Provided material:
□ □ □ □ □

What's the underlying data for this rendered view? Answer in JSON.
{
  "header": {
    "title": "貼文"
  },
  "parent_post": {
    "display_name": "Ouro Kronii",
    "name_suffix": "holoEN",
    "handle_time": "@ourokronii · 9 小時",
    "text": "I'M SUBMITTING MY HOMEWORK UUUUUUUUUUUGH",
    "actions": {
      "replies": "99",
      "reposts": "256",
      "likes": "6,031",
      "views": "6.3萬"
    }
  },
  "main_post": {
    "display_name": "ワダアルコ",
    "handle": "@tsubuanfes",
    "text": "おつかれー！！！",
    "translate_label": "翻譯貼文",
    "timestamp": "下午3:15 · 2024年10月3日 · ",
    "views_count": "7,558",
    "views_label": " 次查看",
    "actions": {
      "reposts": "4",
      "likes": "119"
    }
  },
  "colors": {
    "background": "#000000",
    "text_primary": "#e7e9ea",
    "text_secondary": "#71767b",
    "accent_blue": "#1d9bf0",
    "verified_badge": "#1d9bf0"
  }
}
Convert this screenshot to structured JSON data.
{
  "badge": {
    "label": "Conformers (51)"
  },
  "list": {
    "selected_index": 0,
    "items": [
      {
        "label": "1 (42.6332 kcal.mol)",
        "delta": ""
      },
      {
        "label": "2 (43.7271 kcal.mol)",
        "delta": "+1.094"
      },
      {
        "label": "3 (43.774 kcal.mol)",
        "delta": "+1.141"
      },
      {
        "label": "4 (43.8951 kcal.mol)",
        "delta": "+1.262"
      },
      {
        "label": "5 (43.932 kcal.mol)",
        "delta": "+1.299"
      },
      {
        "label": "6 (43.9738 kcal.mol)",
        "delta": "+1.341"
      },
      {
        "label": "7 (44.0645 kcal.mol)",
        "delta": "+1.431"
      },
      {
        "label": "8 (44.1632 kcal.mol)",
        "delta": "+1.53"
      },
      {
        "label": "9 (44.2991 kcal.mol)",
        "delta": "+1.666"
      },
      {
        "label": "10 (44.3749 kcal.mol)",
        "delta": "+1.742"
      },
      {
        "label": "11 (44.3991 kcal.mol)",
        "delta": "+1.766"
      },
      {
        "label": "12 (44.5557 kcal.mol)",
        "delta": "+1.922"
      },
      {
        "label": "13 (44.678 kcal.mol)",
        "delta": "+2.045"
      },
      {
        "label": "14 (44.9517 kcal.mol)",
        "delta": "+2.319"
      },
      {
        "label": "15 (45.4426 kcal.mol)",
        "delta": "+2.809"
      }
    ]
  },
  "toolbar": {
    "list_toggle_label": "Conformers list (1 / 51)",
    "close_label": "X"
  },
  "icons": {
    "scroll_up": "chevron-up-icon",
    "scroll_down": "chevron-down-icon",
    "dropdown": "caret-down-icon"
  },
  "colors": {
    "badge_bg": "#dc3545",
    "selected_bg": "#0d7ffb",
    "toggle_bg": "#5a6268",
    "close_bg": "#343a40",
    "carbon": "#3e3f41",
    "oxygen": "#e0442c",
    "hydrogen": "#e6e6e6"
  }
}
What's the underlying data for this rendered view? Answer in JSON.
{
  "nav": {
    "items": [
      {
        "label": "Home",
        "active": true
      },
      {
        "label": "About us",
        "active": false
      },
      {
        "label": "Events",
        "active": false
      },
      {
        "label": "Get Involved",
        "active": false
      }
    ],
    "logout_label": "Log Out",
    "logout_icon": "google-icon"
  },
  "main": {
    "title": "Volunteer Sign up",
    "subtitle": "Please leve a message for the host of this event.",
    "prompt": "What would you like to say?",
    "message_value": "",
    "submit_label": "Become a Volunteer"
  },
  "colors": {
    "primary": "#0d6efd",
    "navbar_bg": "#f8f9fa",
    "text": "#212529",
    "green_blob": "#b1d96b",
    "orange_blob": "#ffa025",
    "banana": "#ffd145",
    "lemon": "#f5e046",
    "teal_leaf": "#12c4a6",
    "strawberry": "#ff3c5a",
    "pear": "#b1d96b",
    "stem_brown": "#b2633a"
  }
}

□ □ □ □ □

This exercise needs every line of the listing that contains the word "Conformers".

    "label": "Conformers (51)"
    "list_toggle_label": "Conformers list (1 / 51)",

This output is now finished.